“Neuroprosthesis” Restores Words to Man with Paralysis. UCSF neurosurgeon Edward Chang says a system that lets a man express his thoughts at 15 words a minute is just the beginning for computer-mediated communication.
The speech program is developed by the University of California, San Francisco researchers; David A. Moses, Sean L. Metzger, Jessie R. Liu.
The ability comes from an experimental implanted device that decodes signals in the man’s brain that once controlled his vocal tract. The man is currently limited to a vocabulary of just 50 words and communicates at a rate of about 15 words per minute, which is much slower than natural speech.
Pancho has not been able to speak since 2003, when he was paralyzed at age 20 by a severe stroke after a terrible car crash. Now, in a scientific milestone, researchers have tapped into the speech areas of his brain — allowing him to produce comprehensible words and sentences simply by trying to say them.
The team implanted a rectangular sheet of 128 electrodes, designed to detect signals from speech-related sensory and motor processes linked to the mouth, lips, jaw, tongue and larynx. In 50 sessions over 81 weeks, they connected the implant to a computer by a cable attached to a port in Pancho’s head, and asked him to try to say words from a list of 50 common ones he helped suggest, including “hungry,” “music” and “computer.”
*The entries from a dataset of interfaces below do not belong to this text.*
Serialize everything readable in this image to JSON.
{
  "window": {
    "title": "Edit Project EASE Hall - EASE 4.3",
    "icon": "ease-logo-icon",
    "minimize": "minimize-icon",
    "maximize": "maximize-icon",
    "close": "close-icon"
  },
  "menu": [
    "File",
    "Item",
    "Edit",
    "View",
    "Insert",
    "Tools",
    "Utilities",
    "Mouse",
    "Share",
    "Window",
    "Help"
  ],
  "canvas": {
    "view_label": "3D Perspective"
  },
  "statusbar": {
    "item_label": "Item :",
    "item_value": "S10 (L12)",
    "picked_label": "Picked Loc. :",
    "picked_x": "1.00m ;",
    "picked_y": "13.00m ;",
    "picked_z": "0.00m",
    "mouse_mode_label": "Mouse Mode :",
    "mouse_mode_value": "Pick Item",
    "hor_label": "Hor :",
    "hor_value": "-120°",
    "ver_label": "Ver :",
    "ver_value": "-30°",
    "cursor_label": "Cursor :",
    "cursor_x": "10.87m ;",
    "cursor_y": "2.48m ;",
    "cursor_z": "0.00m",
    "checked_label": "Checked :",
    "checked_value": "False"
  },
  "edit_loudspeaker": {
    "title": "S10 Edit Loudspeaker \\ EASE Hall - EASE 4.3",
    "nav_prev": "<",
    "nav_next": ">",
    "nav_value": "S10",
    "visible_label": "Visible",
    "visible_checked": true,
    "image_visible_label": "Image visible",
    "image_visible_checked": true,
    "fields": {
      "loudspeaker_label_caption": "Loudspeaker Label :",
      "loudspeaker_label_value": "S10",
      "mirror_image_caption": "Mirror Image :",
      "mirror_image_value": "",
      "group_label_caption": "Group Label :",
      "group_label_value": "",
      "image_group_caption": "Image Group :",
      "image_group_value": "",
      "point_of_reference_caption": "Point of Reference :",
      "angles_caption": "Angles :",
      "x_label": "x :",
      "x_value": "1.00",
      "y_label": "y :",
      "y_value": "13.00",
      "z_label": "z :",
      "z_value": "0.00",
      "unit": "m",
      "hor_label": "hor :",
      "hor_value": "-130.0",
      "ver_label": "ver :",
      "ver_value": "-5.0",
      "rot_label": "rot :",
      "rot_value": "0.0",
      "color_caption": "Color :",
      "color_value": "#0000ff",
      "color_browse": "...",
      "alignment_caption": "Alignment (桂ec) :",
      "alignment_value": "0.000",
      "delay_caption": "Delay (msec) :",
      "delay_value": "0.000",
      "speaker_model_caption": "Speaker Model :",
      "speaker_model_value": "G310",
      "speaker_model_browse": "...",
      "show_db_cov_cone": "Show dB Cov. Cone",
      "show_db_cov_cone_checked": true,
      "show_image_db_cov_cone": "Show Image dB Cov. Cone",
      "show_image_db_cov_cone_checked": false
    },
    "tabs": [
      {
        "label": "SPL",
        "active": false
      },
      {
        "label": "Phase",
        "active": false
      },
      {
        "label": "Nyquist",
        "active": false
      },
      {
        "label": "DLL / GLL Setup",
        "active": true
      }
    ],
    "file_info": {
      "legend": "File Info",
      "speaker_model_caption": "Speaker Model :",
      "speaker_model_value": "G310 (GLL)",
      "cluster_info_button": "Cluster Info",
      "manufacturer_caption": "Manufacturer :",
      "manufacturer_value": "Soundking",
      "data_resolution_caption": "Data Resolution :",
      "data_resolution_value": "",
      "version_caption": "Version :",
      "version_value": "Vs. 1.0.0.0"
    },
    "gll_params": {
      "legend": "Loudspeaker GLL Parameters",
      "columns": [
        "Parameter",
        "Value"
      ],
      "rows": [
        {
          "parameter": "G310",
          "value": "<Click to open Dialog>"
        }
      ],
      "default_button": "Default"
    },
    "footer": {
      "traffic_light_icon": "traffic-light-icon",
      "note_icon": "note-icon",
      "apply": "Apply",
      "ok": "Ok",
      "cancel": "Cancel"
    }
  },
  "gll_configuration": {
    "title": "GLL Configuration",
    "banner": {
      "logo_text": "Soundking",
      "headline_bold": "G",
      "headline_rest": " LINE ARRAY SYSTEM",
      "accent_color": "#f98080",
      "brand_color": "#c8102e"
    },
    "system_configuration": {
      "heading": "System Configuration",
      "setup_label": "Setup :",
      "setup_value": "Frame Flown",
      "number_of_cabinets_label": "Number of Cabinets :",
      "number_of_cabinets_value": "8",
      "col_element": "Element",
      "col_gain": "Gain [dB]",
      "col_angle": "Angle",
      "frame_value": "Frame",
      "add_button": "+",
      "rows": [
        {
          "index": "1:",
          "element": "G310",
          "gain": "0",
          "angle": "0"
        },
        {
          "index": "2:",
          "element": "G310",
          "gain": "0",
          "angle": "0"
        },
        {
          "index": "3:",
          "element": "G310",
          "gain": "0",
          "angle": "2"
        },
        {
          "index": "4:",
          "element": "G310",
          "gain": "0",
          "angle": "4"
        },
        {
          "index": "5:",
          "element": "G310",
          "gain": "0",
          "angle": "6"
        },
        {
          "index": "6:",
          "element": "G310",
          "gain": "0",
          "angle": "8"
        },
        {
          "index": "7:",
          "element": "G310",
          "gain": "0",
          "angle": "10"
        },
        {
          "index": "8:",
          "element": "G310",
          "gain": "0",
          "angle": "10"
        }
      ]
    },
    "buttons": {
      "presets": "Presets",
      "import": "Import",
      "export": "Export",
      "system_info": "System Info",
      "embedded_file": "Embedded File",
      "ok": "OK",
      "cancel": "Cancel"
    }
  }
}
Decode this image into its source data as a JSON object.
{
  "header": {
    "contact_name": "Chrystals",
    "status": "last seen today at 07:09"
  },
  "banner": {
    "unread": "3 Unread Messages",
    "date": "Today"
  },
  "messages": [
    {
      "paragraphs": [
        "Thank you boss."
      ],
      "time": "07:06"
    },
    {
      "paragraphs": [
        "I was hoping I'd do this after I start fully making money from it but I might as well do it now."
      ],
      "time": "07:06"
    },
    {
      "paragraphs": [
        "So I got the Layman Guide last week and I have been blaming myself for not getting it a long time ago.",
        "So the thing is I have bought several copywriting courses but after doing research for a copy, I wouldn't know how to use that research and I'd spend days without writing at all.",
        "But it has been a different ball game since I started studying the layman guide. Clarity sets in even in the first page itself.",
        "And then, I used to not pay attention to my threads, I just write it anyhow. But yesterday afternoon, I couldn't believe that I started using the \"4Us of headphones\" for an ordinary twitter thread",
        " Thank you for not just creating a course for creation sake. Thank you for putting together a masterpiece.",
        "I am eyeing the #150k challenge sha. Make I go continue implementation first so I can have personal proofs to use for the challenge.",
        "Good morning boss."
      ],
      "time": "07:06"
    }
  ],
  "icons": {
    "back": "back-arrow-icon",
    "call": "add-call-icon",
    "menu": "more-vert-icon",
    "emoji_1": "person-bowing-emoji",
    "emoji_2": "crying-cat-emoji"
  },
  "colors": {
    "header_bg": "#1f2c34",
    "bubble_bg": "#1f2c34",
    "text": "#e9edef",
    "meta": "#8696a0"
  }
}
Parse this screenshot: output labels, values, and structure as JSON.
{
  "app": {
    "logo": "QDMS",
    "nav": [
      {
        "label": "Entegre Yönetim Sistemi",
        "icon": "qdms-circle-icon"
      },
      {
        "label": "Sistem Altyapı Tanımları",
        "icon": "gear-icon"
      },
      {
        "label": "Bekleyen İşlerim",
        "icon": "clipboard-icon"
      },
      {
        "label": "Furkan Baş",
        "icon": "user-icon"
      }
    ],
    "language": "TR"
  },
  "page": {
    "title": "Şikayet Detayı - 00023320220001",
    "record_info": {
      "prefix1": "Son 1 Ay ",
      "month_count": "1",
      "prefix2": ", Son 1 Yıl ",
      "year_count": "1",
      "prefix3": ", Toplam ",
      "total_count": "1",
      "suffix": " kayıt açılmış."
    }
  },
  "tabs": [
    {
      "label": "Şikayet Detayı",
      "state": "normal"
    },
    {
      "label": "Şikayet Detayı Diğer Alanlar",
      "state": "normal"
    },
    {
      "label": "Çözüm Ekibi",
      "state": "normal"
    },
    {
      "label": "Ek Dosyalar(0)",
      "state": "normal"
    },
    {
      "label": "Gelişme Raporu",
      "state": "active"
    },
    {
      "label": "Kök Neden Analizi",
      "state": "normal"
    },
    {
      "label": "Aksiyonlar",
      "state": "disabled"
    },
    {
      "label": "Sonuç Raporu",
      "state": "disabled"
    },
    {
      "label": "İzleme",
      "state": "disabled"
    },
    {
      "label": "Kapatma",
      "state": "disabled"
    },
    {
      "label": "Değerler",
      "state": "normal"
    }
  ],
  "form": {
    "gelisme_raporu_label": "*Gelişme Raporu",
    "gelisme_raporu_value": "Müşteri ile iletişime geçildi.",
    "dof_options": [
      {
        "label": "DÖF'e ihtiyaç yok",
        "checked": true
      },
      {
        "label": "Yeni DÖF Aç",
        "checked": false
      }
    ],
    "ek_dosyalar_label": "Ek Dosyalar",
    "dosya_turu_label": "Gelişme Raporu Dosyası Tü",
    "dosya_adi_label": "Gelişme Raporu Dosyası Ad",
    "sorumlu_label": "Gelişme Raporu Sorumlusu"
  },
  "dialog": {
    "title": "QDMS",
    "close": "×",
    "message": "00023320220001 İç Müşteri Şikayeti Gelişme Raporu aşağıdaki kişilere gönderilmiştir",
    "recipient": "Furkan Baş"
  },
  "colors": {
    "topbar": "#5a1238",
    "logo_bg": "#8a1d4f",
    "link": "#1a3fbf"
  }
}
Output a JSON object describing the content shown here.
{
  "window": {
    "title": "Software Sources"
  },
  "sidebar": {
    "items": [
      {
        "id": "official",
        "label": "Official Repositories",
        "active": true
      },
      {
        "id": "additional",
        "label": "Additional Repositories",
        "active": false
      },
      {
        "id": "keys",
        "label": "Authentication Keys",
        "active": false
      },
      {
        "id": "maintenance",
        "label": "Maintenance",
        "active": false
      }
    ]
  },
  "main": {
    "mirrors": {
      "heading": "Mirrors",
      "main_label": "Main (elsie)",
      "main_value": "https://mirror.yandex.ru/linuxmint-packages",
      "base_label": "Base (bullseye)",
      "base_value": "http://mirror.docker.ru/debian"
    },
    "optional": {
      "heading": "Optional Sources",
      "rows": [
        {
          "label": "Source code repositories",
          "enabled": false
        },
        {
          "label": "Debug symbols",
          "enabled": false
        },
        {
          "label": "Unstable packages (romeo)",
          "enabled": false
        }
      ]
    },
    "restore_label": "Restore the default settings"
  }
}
“Our system translates the brain activity that would have normally controlled his vocal tract directly into words and sentences,” said David Moses, a postdoctoral engineer who developed the system with Sean Metzger and Jessie R. Liu, graduate students.